Activity:
Count how many lines of the data below contain the string "title"; the reply should be that number alone.

The data:

------------------------------------------------

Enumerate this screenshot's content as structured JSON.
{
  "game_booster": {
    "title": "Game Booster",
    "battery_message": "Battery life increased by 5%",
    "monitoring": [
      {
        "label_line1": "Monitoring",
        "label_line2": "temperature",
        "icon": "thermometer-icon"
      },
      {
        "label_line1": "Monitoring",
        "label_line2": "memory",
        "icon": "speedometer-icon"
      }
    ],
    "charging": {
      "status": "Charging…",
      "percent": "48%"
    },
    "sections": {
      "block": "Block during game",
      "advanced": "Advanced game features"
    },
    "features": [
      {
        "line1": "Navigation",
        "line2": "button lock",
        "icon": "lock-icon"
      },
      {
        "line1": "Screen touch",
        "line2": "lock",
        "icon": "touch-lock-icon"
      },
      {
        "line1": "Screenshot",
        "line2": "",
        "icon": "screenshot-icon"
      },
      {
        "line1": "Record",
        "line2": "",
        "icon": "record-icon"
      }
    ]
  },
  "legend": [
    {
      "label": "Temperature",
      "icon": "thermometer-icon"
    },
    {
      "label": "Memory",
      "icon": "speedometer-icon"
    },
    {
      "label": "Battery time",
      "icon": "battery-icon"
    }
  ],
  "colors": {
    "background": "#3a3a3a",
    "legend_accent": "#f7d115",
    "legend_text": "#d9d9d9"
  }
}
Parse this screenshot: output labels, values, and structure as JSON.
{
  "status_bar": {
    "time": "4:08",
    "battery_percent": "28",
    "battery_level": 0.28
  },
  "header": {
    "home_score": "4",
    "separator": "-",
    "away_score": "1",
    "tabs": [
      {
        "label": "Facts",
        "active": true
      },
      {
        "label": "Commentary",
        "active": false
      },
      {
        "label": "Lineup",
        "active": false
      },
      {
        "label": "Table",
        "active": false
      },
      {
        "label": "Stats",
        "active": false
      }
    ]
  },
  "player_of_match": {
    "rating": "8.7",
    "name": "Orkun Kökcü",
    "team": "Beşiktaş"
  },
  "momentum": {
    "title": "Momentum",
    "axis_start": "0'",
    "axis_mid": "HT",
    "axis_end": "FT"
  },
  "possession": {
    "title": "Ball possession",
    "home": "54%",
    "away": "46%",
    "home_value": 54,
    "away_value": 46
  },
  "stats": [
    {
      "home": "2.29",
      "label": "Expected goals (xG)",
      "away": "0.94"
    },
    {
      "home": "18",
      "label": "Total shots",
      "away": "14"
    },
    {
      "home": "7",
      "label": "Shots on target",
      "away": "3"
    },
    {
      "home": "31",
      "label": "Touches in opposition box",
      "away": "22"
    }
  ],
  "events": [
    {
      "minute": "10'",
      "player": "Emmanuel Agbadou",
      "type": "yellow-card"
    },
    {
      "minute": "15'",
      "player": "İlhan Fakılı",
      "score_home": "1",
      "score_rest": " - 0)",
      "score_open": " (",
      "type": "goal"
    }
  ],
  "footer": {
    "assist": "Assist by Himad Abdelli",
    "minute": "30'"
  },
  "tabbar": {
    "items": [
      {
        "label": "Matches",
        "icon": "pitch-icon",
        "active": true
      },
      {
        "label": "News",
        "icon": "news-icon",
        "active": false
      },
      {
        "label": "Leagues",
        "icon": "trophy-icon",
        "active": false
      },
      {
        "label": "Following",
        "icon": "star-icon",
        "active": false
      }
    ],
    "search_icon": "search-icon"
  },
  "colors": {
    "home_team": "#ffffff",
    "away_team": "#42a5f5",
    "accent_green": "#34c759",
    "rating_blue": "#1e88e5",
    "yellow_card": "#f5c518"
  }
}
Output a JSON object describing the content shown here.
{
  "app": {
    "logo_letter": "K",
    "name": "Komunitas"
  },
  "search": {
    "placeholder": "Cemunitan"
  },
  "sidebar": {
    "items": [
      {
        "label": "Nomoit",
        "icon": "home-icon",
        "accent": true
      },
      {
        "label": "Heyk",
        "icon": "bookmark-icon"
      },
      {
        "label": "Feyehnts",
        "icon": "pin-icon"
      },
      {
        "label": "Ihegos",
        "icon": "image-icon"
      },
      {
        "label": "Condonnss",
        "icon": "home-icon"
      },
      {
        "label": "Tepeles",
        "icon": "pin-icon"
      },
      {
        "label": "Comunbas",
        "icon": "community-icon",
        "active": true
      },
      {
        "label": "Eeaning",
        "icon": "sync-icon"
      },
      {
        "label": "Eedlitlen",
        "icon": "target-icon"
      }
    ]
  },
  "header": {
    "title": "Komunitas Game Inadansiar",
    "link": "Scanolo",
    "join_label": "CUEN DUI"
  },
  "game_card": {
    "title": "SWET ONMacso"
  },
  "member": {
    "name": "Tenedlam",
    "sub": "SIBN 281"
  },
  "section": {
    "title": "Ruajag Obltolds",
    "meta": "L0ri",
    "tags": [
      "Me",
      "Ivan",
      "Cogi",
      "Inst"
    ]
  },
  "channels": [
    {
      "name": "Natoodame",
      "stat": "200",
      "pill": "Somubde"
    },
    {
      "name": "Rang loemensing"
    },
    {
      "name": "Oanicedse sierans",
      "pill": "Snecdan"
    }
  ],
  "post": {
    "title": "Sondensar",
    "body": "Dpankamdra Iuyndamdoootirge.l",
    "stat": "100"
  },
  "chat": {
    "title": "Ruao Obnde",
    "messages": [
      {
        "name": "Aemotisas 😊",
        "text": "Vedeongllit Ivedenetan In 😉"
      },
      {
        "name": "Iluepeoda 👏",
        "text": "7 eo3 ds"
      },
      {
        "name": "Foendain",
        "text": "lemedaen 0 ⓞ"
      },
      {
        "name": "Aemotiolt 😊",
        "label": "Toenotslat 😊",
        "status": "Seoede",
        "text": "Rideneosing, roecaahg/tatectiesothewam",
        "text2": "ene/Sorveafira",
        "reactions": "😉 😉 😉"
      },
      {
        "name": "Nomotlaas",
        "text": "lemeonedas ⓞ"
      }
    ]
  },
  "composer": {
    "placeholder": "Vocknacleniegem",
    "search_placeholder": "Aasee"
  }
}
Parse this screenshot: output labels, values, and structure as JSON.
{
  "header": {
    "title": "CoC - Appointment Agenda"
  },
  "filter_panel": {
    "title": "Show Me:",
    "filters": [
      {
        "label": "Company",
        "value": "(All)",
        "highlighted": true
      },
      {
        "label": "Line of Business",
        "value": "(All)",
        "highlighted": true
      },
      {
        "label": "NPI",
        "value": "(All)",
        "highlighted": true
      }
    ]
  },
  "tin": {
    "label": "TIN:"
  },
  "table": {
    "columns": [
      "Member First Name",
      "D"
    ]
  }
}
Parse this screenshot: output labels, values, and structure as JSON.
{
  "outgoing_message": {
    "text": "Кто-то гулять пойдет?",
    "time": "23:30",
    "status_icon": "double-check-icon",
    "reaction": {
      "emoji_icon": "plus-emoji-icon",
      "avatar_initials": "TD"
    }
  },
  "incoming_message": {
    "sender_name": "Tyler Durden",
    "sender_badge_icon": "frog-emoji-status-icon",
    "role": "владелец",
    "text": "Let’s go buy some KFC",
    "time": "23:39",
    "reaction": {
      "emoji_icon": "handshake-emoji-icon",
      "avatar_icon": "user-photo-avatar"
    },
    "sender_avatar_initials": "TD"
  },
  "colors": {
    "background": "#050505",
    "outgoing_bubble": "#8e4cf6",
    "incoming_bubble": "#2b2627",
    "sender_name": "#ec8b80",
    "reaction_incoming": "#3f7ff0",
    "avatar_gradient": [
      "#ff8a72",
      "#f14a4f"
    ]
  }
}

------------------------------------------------

Result of this exercise:
10